Authors:
; ;  [1] ;  [2] ;  [3] ; ; ; ;  [4] ;  [5] ;  [6] ;  [7] ;  [8] ; ; ;  [9] ;  [10] ;  [11] ;  [12] ;  [13] more »; « less
  1. Department of Astronomy, California Institute of Technology, 1200 East California Boulevard, MC 249-17, Pasadena, CA 91125 (United States)
  2. Space Telescope Science Institute, 3700 San Martin Drive, Baltimore, MD 21218 (United States)
  3. Department of Astronomy, Universidad de Chile Cerro Calan, Las Condes (Chile)
  4. Astrophysics Department, American Museum of Natural History, Central Park West at 79th Street, New York, NY 10024 (United States)
  5. Department of Physics and Astronomy, University of Rochester, Rochester, NY 14627-0171 (United States)
  6. Harvard-Smithsonian CfA, 60 Garden Street, Cambridge, MA 02140 (United States)
  7. Department of Engineering Science and Physics, College of Staten Island, City University of New York, Staten Island, NY 10314 (United States)
  8. Department of Physics and Astronomy, Macquarie University, Sydney, NSW 2109 (Australia)
  9. Jet Propulsion Laboratory, California Institute of Technology, 4800 Oak Grove Drive, Pasadena, CA 91109 (United States)
  10. Max Planck Institute for Astronomy, Königstuhl 17, D-69117 Heidelberg (Germany)
  11. Institute of Astronomy, University of Cambridge, Madingley Road, Cambridge CB3 0HA (United Kingdom)
  12. NASA Exoplanet Science Institute, California Institute of Technology, Pasadena, CA 91125 (United States)
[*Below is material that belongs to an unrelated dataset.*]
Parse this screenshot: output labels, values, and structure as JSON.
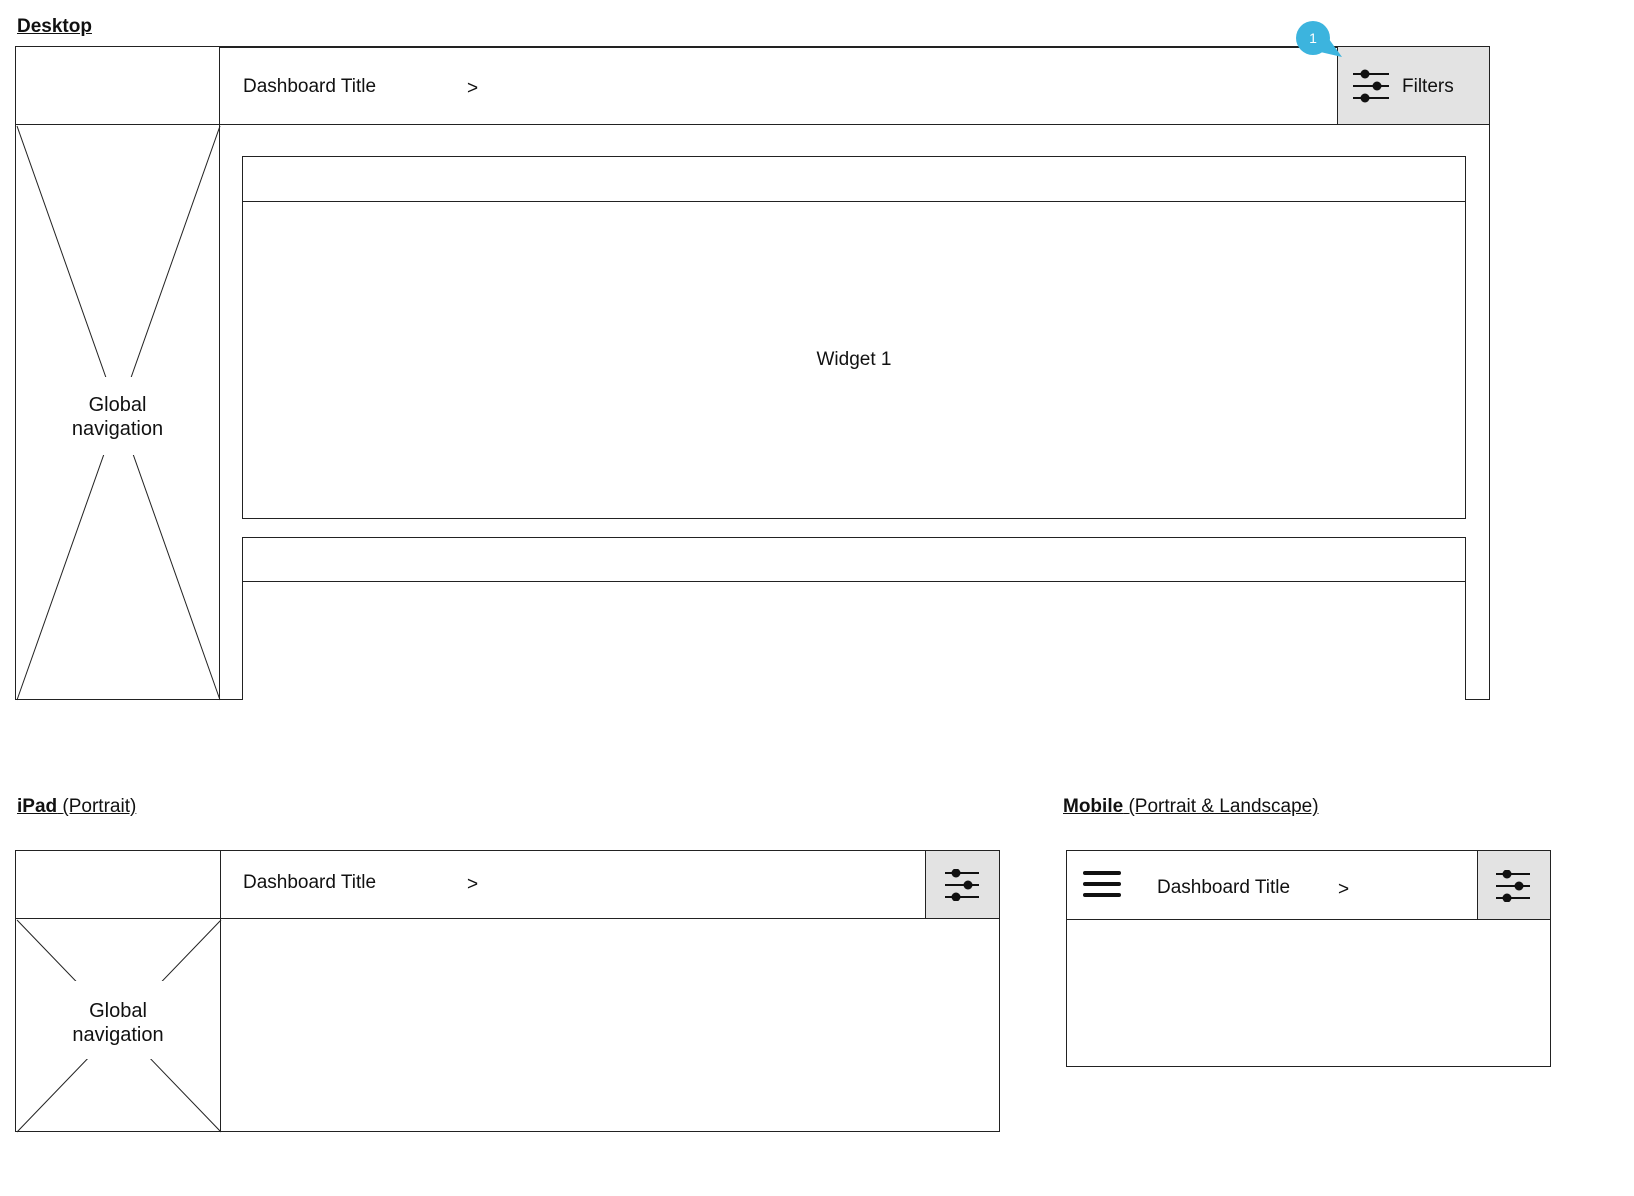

  13. Caltech Optical Observatories, California Institute of Technology, Pasadena, CA 91125 (United States)
Publication Date:
OSTI Identifier:
22348430
Resource Type:
Journal Article
Resource Relation:
Journal Name: Astrophysical Journal; Journal Volume: 779; Journal Issue: 2; Other Information: Country of input: International Atomic Energy Agency (IAEA)
Country of Publication:
United States
Language:
English
Subject:
79 ASTROPHYSICS, COSMOLOGY AND ASTRONOMY; APERTURES; ATMOSPHERES; COMPARATIVE EVALUATIONS; DETECTION; GRAVITATION; INTERFEROMETERS; INTERFEROMETRY; LIMITING VALUES; LUMINOSITY; MASS; MULTIPLICITY; RADIAL VELOCITY; RESOLUTION; ROTATION; SATELLITES; SPECTRA; STARS; SURFACES